When both Alan and Chris had left home Irene lived for a time in a basement flat. When the paraffin heater in the hallway started producing black smoke she called the fire brigade. Having established that the potential fire was in the basement of a block of flats the fire brigade arrived with three large engines. Irene was totally distraught at all the bother she was causing and said to the firemen “But, I only wanted you to send a little one!”

Ted was hospitalised in 1975 and Irene was with him just before he died.

After a spell of poor health, Irene moved from Braemar Avenue in Wimbledon, to Sundale Avenue, Selsdon, to be near Alan and Rosalind and a hundred yards from Selsdon Chapel.

As grandchildren we liked having our Nan living so close by, especially as it was during the years when our parents had got rid of the television. So we would go down on whatever evening our favourite TV show was on, and she would spoil us with sandwiches, cake and drinks. I remember her decorating the window with pictures and flags when it was the Royal Wedding.

Irene gave many years of Temple Service. At one time, she was living in the Gate House with two other lady friends. On Saturday mornings they had an early start at 5 and to wake themselves up they would do the dance of the sugar plum fairies in their pink nighties. She was also the secret treat giver – whenever she would see one of the groundsmen’s wheelbarrows, she would perch a Mars bar on the handle so it would be there when they came back. They didn’t know who was doing this, but one time one of the gardeners lay in wait behind a bush and caught her red-handed.


Irene also ran the church employment programme from Mitcham Chapel whilst still experiencing dizzy spells. She got great pleasure out of helping lots of people find employment using her skills developed whilst working for Alfred Marks.

In February 1986, Irene, (who was very nervous about flying) flew to the USA to serve a mission at the Washington DC Temple. It was whilst attending French classes there that she attracted the attention of an elderly American widower called Lucas Moe!

Irene was married to Luke in October that same year, she was 66 and he was 70. Having honeymooned in Florida, they completed their mission after doing an extra year as a ‘thank-you’ to the Lord for having met each other there at the Temple. Before their move back to England they were given a send-off by their friends they had made in the US. Irene always had lots of friends, as she was outgoing and went out of her way to get to know people, calling everyone ‘dear’, or ‘treasure’.


Irene and Luke kept themselves busy, with working at the Temple, running the Church’s Family History Library at Wandsworth Chapel, and working on the transcribing of the 1881 UK census. Irene loved helping others with their genealogical research. Anyone that saw them together could see how happy they were. They were as affectionate as a couple of youngsters, often embarrassing us with all their kissing and hugging.
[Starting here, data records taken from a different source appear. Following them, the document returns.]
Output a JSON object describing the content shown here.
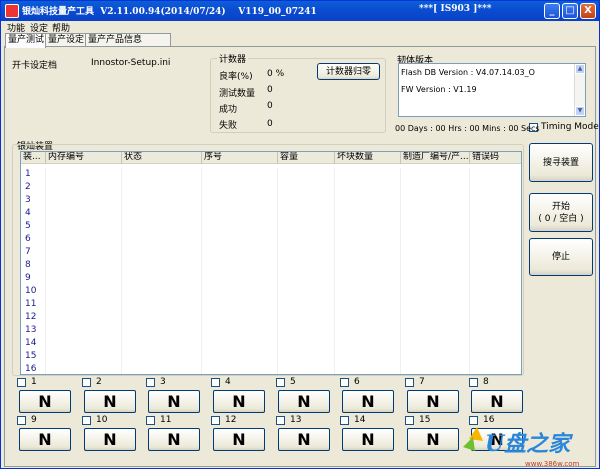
{
  "titlebar": {
    "title": "银灿科技量产工具  V2.11.00.94(2014/07/24)    V119_00_07241",
    "status": "***[ IS903 ]***",
    "minimize": "_",
    "maximize": "□",
    "close": "X"
  },
  "menu": [
    "功能",
    "设定",
    "帮助"
  ],
  "tabs": [
    "量产测试",
    "量产设定",
    "量产产品信息"
  ],
  "settings": {
    "label": "开卡设定档",
    "value": "Innostor-Setup.ini"
  },
  "counter": {
    "title": "计数器",
    "rows": [
      {
        "label": "良率(%)",
        "value": "0 %"
      },
      {
        "label": "测试数量",
        "value": "0"
      },
      {
        "label": "成功",
        "value": "0"
      },
      {
        "label": "失败",
        "value": "0"
      }
    ],
    "reset_label": "计数器归零"
  },
  "firmware": {
    "title": "韧体版本",
    "flash_db": "Flash DB Version :  V4.07.14.03_O",
    "fw": "FW Version :    V1.19"
  },
  "timer": "00 Days : 00 Hrs : 00 Mins : 00 Secs",
  "timing_mode": "Timing Mode",
  "devices": {
    "title": "银灿装置",
    "columns": [
      "装...",
      "内存编号",
      "状态",
      "序号",
      "容量",
      "坏块数量",
      "制造厂编号/产...",
      "错误码"
    ],
    "rows": [
      "1",
      "2",
      "3",
      "4",
      "5",
      "6",
      "7",
      "8",
      "9",
      "10",
      "11",
      "12",
      "13",
      "14",
      "15",
      "16"
    ]
  },
  "actions": {
    "search": "搜寻装置",
    "start_line1": "开始",
    "start_line2": "( 0 / 空白 )",
    "stop": "停止"
  },
  "slots": [
    {
      "num": "1",
      "state": "N"
    },
    {
      "num": "2",
      "state": "N"
    },
    {
      "num": "3",
      "state": "N"
    },
    {
      "num": "4",
      "state": "N"
    },
    {
      "num": "5",
      "state": "N"
    },
    {
      "num": "6",
      "state": "N"
    },
    {
      "num": "7",
      "state": "N"
    },
    {
      "num": "8",
      "state": "N"
    },
    {
      "num": "9",
      "state": "N"
    },
    {
      "num": "10",
      "state": "N"
    },
    {
      "num": "11",
      "state": "N"
    },
    {
      "num": "12",
      "state": "N"
    },
    {
      "num": "13",
      "state": "N"
    },
    {
      "num": "14",
      "state": "N"
    },
    {
      "num": "15",
      "state": "N"
    },
    {
      "num": "16",
      "state": "N"
    }
  ],
  "watermark": {
    "text": "U盘之家",
    "url": "www.386w.com"
  }
}
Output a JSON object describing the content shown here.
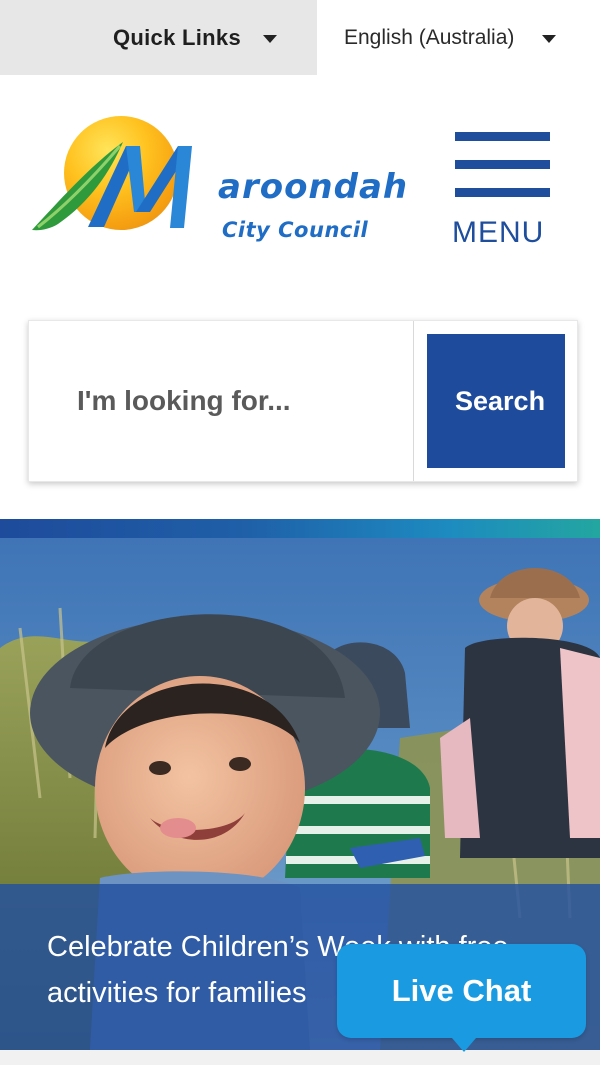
{
  "topbar": {
    "quick_links": "Quick Links",
    "language": "English (Australia)"
  },
  "header": {
    "logo_word": "aroondah",
    "logo_sub": "City Council",
    "menu_label": "MENU"
  },
  "search": {
    "placeholder": "I'm looking for...",
    "button_label": "Search"
  },
  "hero": {
    "caption": "Celebrate Children’s Week with free activities for families"
  },
  "live_chat": {
    "label": "Live Chat"
  },
  "colors": {
    "brand_blue": "#1e4b9b",
    "chat_blue": "#1a9ae0",
    "logo_blue": "#1f6dc4",
    "sun_orange": "#f6a012"
  }
}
A few years later, in 1995 they emigrated to Farmington, Utah, and were settled there, until a Christmas visit to England in 1998 when Irene was advised by her doctor not to fly again, so they stayed in England, choosing to live in the village of Lingfield, a mile from the Temple, fulfilling a lifelong dream of Irene’s to live in the countryside.
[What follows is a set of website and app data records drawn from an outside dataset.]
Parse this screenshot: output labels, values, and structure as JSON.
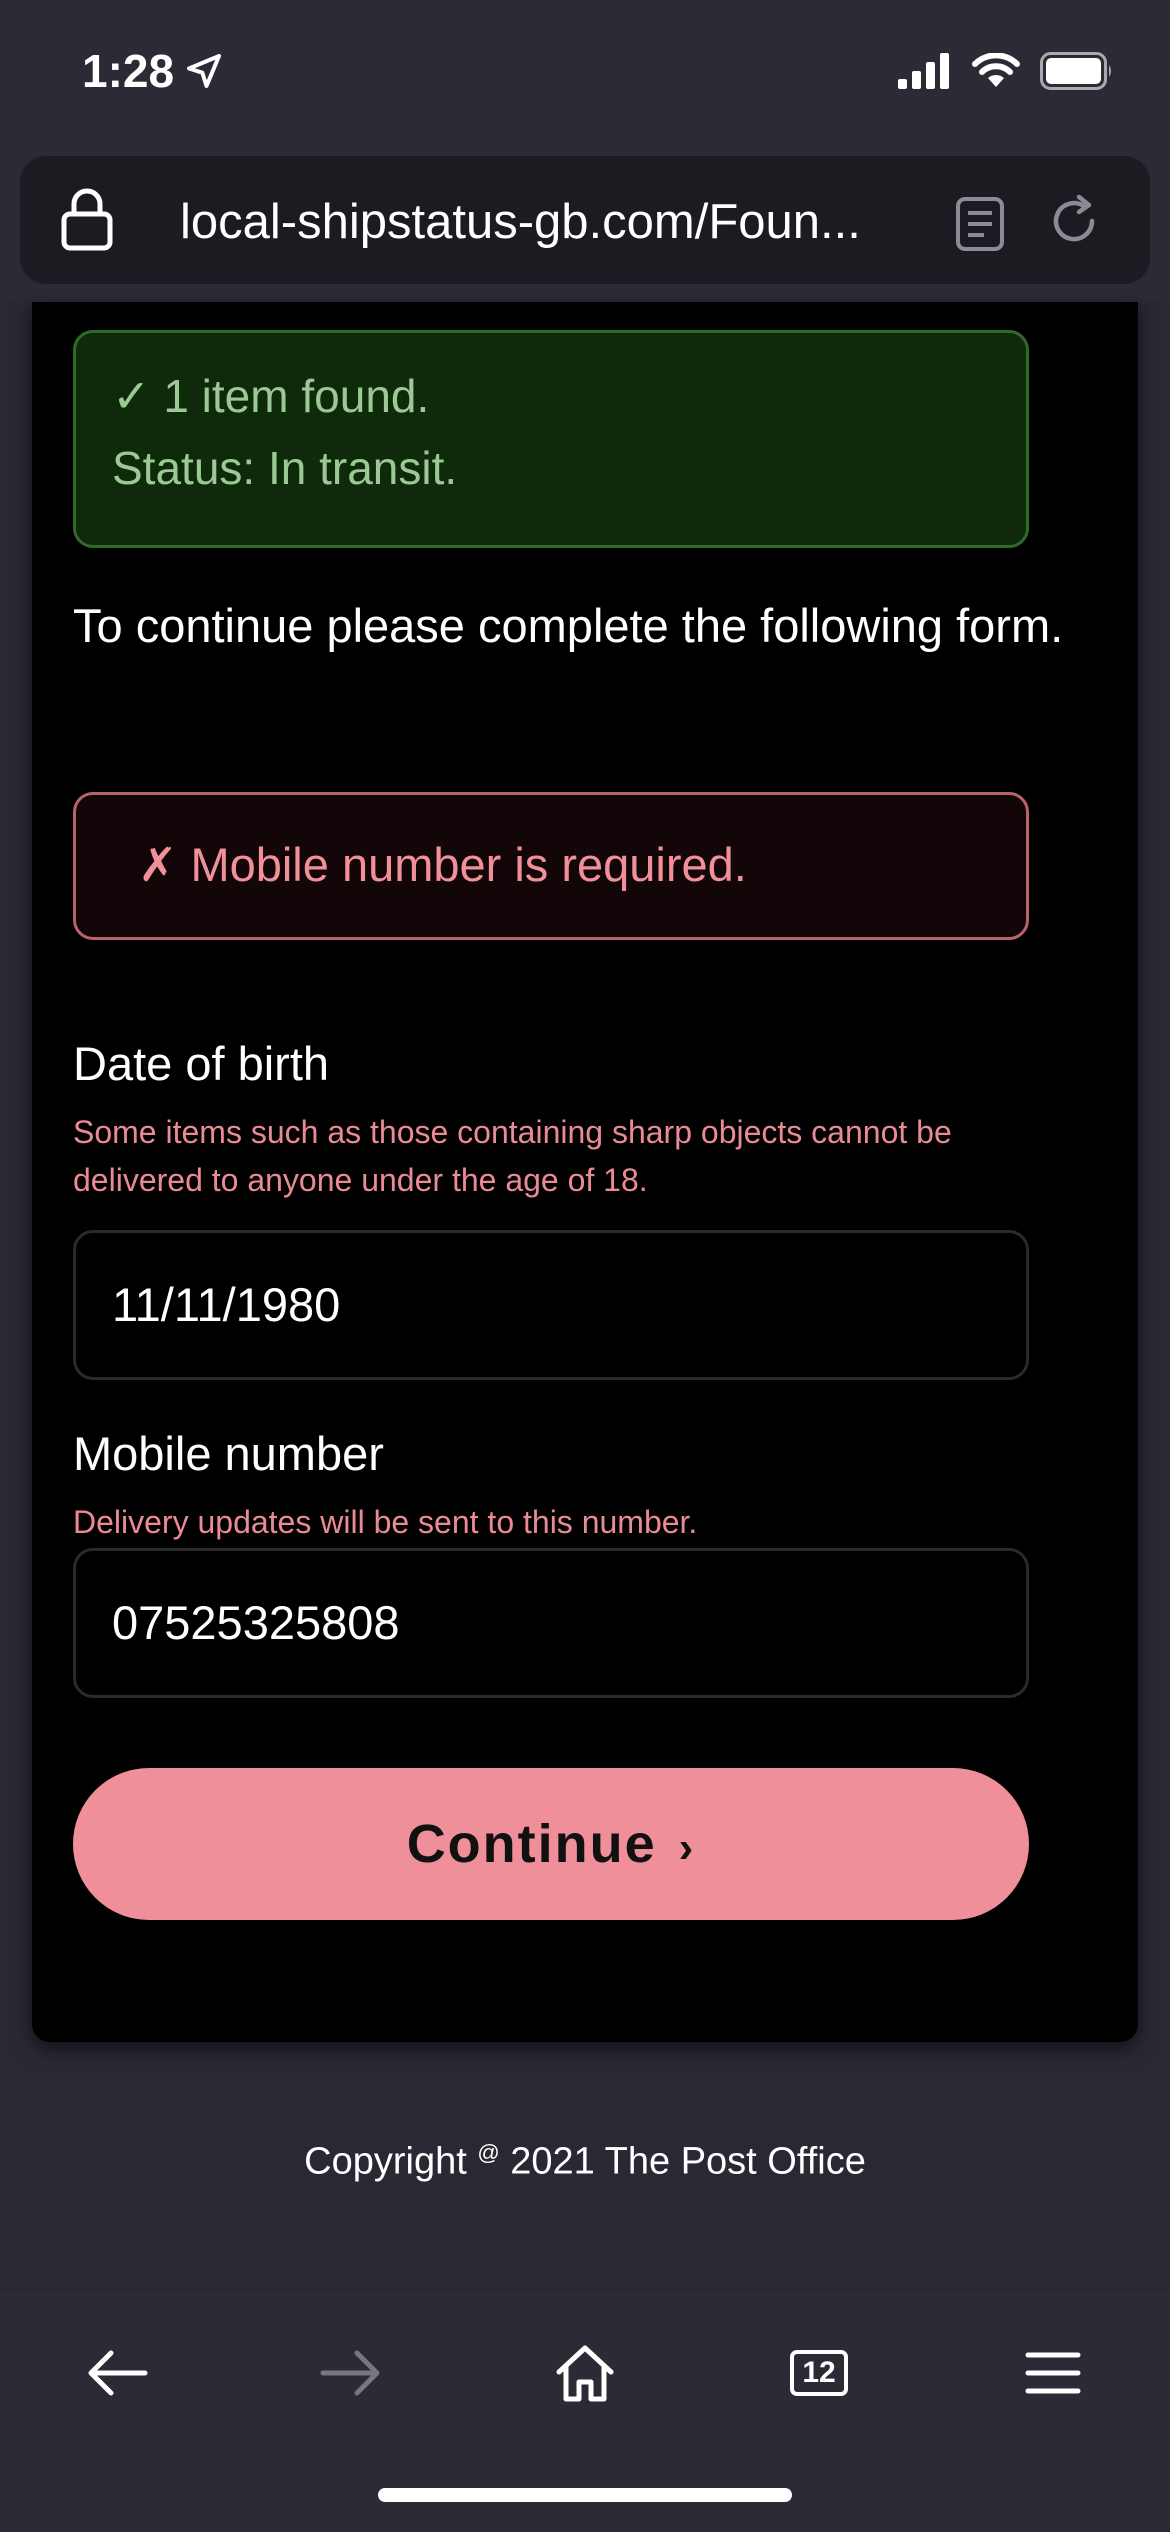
{
  "status_bar": {
    "time": "1:28"
  },
  "browser": {
    "url": "local-shipstatus-gb.com/Foun...",
    "tab_count": "12"
  },
  "page": {
    "success": {
      "line1": "✓ 1 item found.",
      "line2": "Status: In transit."
    },
    "instruction": "To continue please complete the following form.",
    "error": "✗ Mobile number is required.",
    "dob": {
      "label": "Date of birth",
      "hint": "Some items such as those containing sharp objects cannot be delivered to anyone under the age of 18.",
      "value": "11/11/1980"
    },
    "mobile": {
      "label": "Mobile number",
      "hint": "Delivery updates will be sent to this number.",
      "value": "07525325808"
    },
    "continue_label": "Continue",
    "copyright_prefix": "Copyright",
    "copyright_symbol": "@",
    "copyright_suffix": "2021 The Post Office"
  },
  "colors": {
    "success_bg": "#0e2a0a",
    "success_text": "#9bc894",
    "error_border": "#b86269",
    "error_text": "#f2909a",
    "button": "#ef8f99"
  },
  "icons": {
    "location": "location-arrow-icon",
    "signal": "cellular-signal-icon",
    "wifi": "wifi-icon",
    "battery": "battery-icon",
    "lock": "lock-icon",
    "reader": "reader-mode-icon",
    "reload": "reload-icon",
    "back": "back-arrow-icon",
    "forward": "forward-arrow-icon",
    "home": "home-icon",
    "tabs": "tabs-icon",
    "menu": "menu-icon"
  }
}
Irene had strong principles and I remember her telling me that she had written letters to the Prime Minister and The Queen, over things she felt strongly about and received a reply from a Lady in Waiting. She was always lovely and gentle to us as grandchildren, but she was forthright in her views.

Irene’s character remained constant throughout her life, even as her and Lucas’s health failed. Any visitor to their home would leave with a pack of biscuits or other treat in hand.

Everyone here will have their own memories of Irene, that of someone who shone as an example to us all. Her zest for life, the twinkle in her eye, and her cheery disposition made an impression on many. Her acts of kind service that went above and beyond touched the lives of many.

I am proud that Irene Elsie Mary Moe was my grandmother and I hope that we will remember her, and her indomitable spirit.